DATA ::
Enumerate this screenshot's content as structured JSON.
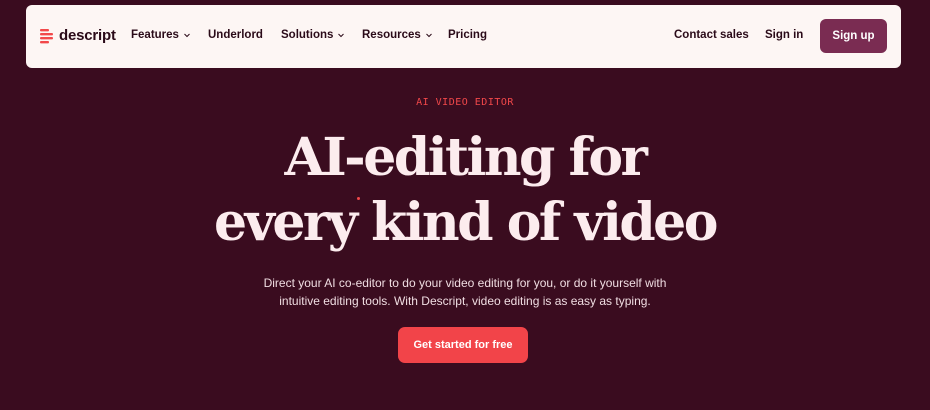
{
  "nav": {
    "logo_text": "descript",
    "items": [
      {
        "label": "Features",
        "dropdown": true
      },
      {
        "label": "Underlord",
        "dropdown": false
      },
      {
        "label": "Solutions",
        "dropdown": true
      },
      {
        "label": "Resources",
        "dropdown": true
      },
      {
        "label": "Pricing",
        "dropdown": false
      }
    ],
    "contact_sales": "Contact sales",
    "sign_in": "Sign in",
    "sign_up": "Sign up"
  },
  "hero": {
    "eyebrow": "AI VIDEO EDITOR",
    "headline_line1": "AI-editing for",
    "headline_line2": "every kind of video",
    "subtitle_line1": "Direct your AI co-editor to do your video editing for you, or do it yourself with",
    "subtitle_line2": "intuitive editing tools. With Descript, video editing is as easy as typing.",
    "cta_label": "Get started for free"
  },
  "colors": {
    "background": "#3a0c1f",
    "nav_background": "#fdf6f4",
    "accent": "#f24449",
    "signup_button": "#7a2c52",
    "headline": "#fcecee"
  }
}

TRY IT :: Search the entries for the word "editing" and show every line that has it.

TASK OUTPUT ::
    "headline_line1": "AI-editing for",
    "subtitle_line1": "Direct your AI co-editor to do your video editing for you, or do it yourself with",
    "subtitle_line2": "intuitive editing tools. With Descript, video editing is as easy as typing.",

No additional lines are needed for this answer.